Sunday, 10 August 2008

Obasan by Joy Kogawa

At 250 pages this is not a big book, but the message it sends is huge. It is the story of Naomi and her family, and the treatment they received at the hands of the Canadian Government and their fellow Canadians during World War 2. Their crime was being of Japanese ancestry.
This book was first published in 1981 yet it still presents a vital and current message. Too this day, people around the world are being prosecuted as a result of their ethnic and religious roots. I remember being told that we study history so that we can learn not to repeat its mistakes.
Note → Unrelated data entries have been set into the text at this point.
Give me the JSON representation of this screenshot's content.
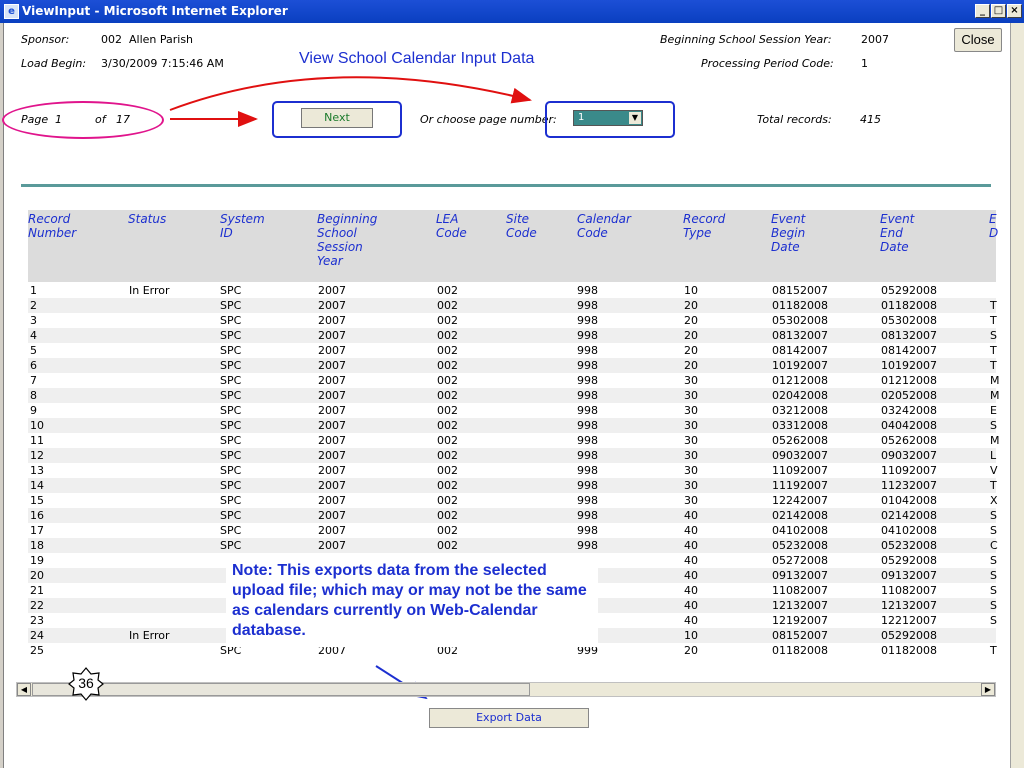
{
  "window": {
    "title": "ViewInput - Microsoft Internet Explorer",
    "minimize": "_",
    "maximize": "□",
    "close": "×"
  },
  "header": {
    "sponsor_label": "Sponsor:",
    "sponsor_value": "002  Allen Parish",
    "load_begin_label": "Load Begin:",
    "load_begin_value": "3/30/2009 7:15:46 AM",
    "heading": "View School Calendar Input Data",
    "session_year_label": "Beginning School Session Year:",
    "session_year_value": "2007",
    "processing_label": "Processing Period Code:",
    "processing_value": "1",
    "close_button": "Close"
  },
  "pager": {
    "page_label": "Page",
    "current_page": "1",
    "of_label": "of",
    "total_pages": "17",
    "next_button": "Next",
    "choose_label": "Or choose page number:",
    "selected_page": "1",
    "total_records_label": "Total records:",
    "total_records_value": "415"
  },
  "table": {
    "columns": [
      "Record\nNumber",
      "Status",
      "System\nID",
      "Beginning\nSchool\nSession\nYear",
      "LEA\nCode",
      "Site\nCode",
      "Calendar\nCode",
      "Record\nType",
      "Event\nBegin\nDate",
      "Event\nEnd\nDate",
      "E\nD"
    ],
    "rows": [
      [
        "1",
        "In Error",
        "SPC",
        "2007",
        "002",
        "",
        "998",
        "10",
        "08152007",
        "05292008",
        ""
      ],
      [
        "2",
        "",
        "SPC",
        "2007",
        "002",
        "",
        "998",
        "20",
        "01182008",
        "01182008",
        "T"
      ],
      [
        "3",
        "",
        "SPC",
        "2007",
        "002",
        "",
        "998",
        "20",
        "05302008",
        "05302008",
        "T"
      ],
      [
        "4",
        "",
        "SPC",
        "2007",
        "002",
        "",
        "998",
        "20",
        "08132007",
        "08132007",
        "S"
      ],
      [
        "5",
        "",
        "SPC",
        "2007",
        "002",
        "",
        "998",
        "20",
        "08142007",
        "08142007",
        "T"
      ],
      [
        "6",
        "",
        "SPC",
        "2007",
        "002",
        "",
        "998",
        "20",
        "10192007",
        "10192007",
        "T"
      ],
      [
        "7",
        "",
        "SPC",
        "2007",
        "002",
        "",
        "998",
        "30",
        "01212008",
        "01212008",
        "M"
      ],
      [
        "8",
        "",
        "SPC",
        "2007",
        "002",
        "",
        "998",
        "30",
        "02042008",
        "02052008",
        "M"
      ],
      [
        "9",
        "",
        "SPC",
        "2007",
        "002",
        "",
        "998",
        "30",
        "03212008",
        "03242008",
        "E"
      ],
      [
        "10",
        "",
        "SPC",
        "2007",
        "002",
        "",
        "998",
        "30",
        "03312008",
        "04042008",
        "S"
      ],
      [
        "11",
        "",
        "SPC",
        "2007",
        "002",
        "",
        "998",
        "30",
        "05262008",
        "05262008",
        "M"
      ],
      [
        "12",
        "",
        "SPC",
        "2007",
        "002",
        "",
        "998",
        "30",
        "09032007",
        "09032007",
        "L"
      ],
      [
        "13",
        "",
        "SPC",
        "2007",
        "002",
        "",
        "998",
        "30",
        "11092007",
        "11092007",
        "V"
      ],
      [
        "14",
        "",
        "SPC",
        "2007",
        "002",
        "",
        "998",
        "30",
        "11192007",
        "11232007",
        "T"
      ],
      [
        "15",
        "",
        "SPC",
        "2007",
        "002",
        "",
        "998",
        "30",
        "12242007",
        "01042008",
        "X"
      ],
      [
        "16",
        "",
        "SPC",
        "2007",
        "002",
        "",
        "998",
        "40",
        "02142008",
        "02142008",
        "S"
      ],
      [
        "17",
        "",
        "SPC",
        "2007",
        "002",
        "",
        "998",
        "40",
        "04102008",
        "04102008",
        "S"
      ],
      [
        "18",
        "",
        "SPC",
        "2007",
        "002",
        "",
        "998",
        "40",
        "05232008",
        "05232008",
        "C"
      ],
      [
        "19",
        "",
        "",
        "",
        "",
        "",
        "",
        "40",
        "05272008",
        "05292008",
        "S"
      ],
      [
        "20",
        "",
        "",
        "",
        "",
        "",
        "",
        "40",
        "09132007",
        "09132007",
        "S"
      ],
      [
        "21",
        "",
        "",
        "",
        "",
        "",
        "",
        "40",
        "11082007",
        "11082007",
        "S"
      ],
      [
        "22",
        "",
        "",
        "",
        "",
        "",
        "",
        "40",
        "12132007",
        "12132007",
        "S"
      ],
      [
        "23",
        "",
        "",
        "",
        "",
        "",
        "",
        "40",
        "12192007",
        "12212007",
        "S"
      ],
      [
        "24",
        "In Error",
        "",
        "",
        "",
        "",
        "",
        "10",
        "08152007",
        "05292008",
        ""
      ],
      [
        "25",
        "",
        "SPC",
        "2007",
        "002",
        "",
        "999",
        "20",
        "01182008",
        "01182008",
        "T"
      ]
    ]
  },
  "note": "Note:  This exports data from the selected upload file; which may or may not be the same as calendars currently on Web-Calendar database.",
  "badge": "36",
  "export_button": "Export Data",
  "colors": {
    "titlebar": "#0a3fc0",
    "heading_blue": "#1c2fd0",
    "annotation_pink": "#e0148c",
    "annotation_red": "#e01010",
    "divider_teal": "#5a9a9a",
    "select_teal": "#3a8a8a"
  }
}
After reading this book that message comes through loud and clear.
If you want to read more fiction on this subject, I would suggest: "Snow Falling on Cedars" by David Guterson.
This book has been registered with in memory of my dear friend Julie Ann Thorburn and will be given to another of her friends.
Orchidus' review at Epiphany

1 comment:

Unknown said...

I book crossed this one to Canadian Troops in Afganistan for a book drive of Canadian authors. Yes it was lovely but difficult.

Along the same storyline I read a short story by Terrence Rundle West in his collection called Run of the Town - Stories of an unfetterd youth and it is through the eyes of a boy who befriends a boy who lives in an old logging camp with his interned family.

Another lovely collection.


Kathleen Molloy, author - Dining with Death